HBO recently announced that it would offer a streaming service that would allow subscribers access to its programming without needing to pay for a full cable subscription, giving consumers another reason and perhaps enough motivation to eventually cut the cord from cable and the associated monthly bills that can reach into hundreds of dollars per month. At the same time but with slightly less media commentary, consumers are well into the process of cutting the cord from music downloading services as well.
Much like the migration to streaming video services, consumers are increasingly opting for streaming music over downloading for two primary reasons; cost and variety. In the iTunes universe, the average price per song is just under $1, and a little bit less when you’re buying an album. Of course buying an album through iTunes or anywhere else comes with the same primary disadvantage as it always has; the buyer may truly enjoy only a handful of songs while the rest are either endured or skipped altogether. For recent evidence of dissatisfaction with an album, look no further than U2’s “Songs of Innocence” that was downloaded on the new iPhone 6 as a gift to purchasers.
At $1 per song, building a library of music can become expensive quickly, especially when compared to the relatively low cost of steaming music which, in many cases, can be free-of-charge. Consumers apparently are taking notice of these costs and are flocking to streaming sites such as Spotify, Pandora, Grooveshark, and others to the point where sales for music downloadsat the iTunes store are off by about 13 percent this year, according to the Wall Street Journal. At the same time, Spotify’s number of users has grown by over 60 percent while Pandora added approximately 10 million users over the same period.
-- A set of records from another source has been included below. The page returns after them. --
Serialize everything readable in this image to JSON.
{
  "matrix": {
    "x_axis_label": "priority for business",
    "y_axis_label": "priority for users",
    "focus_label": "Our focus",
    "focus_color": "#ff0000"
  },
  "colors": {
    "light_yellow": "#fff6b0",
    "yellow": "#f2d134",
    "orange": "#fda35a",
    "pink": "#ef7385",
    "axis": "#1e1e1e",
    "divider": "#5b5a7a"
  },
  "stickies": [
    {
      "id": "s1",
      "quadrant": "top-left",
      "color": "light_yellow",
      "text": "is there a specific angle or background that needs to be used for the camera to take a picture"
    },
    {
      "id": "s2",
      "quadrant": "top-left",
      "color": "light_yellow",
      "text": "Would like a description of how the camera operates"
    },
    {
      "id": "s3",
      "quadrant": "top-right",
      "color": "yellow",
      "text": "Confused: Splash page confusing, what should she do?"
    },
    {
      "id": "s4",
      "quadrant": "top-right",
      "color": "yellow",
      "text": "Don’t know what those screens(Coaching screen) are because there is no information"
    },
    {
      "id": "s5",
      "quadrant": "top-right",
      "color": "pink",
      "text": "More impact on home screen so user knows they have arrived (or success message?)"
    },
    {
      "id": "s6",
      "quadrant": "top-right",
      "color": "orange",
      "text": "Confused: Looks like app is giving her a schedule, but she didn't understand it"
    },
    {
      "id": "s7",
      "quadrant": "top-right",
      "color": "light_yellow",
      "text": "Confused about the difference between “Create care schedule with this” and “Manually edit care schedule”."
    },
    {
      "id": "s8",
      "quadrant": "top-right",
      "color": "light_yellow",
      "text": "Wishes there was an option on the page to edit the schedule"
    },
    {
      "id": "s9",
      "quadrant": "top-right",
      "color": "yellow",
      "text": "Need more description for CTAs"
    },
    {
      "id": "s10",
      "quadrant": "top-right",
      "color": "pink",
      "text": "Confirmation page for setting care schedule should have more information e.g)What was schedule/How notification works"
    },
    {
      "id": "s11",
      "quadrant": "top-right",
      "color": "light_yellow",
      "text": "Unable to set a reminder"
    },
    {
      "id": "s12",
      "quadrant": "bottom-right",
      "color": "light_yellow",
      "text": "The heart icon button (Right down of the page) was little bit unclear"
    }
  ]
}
Even with lower sales, Apple’s iTunes Store is immensely profitable while the businesses within the streaming audio category are either narrowly profitable or still operating in the red. However, Apple is no stranger to disruptive innovation, having disrupted a few business models themselves. In streaming, the company has seen the writing on the wall and is in the process of relaunching and building out its own streaming service, “Beats Music”, which will likely be renamed to fit within the Apple universe. iBeats anyone?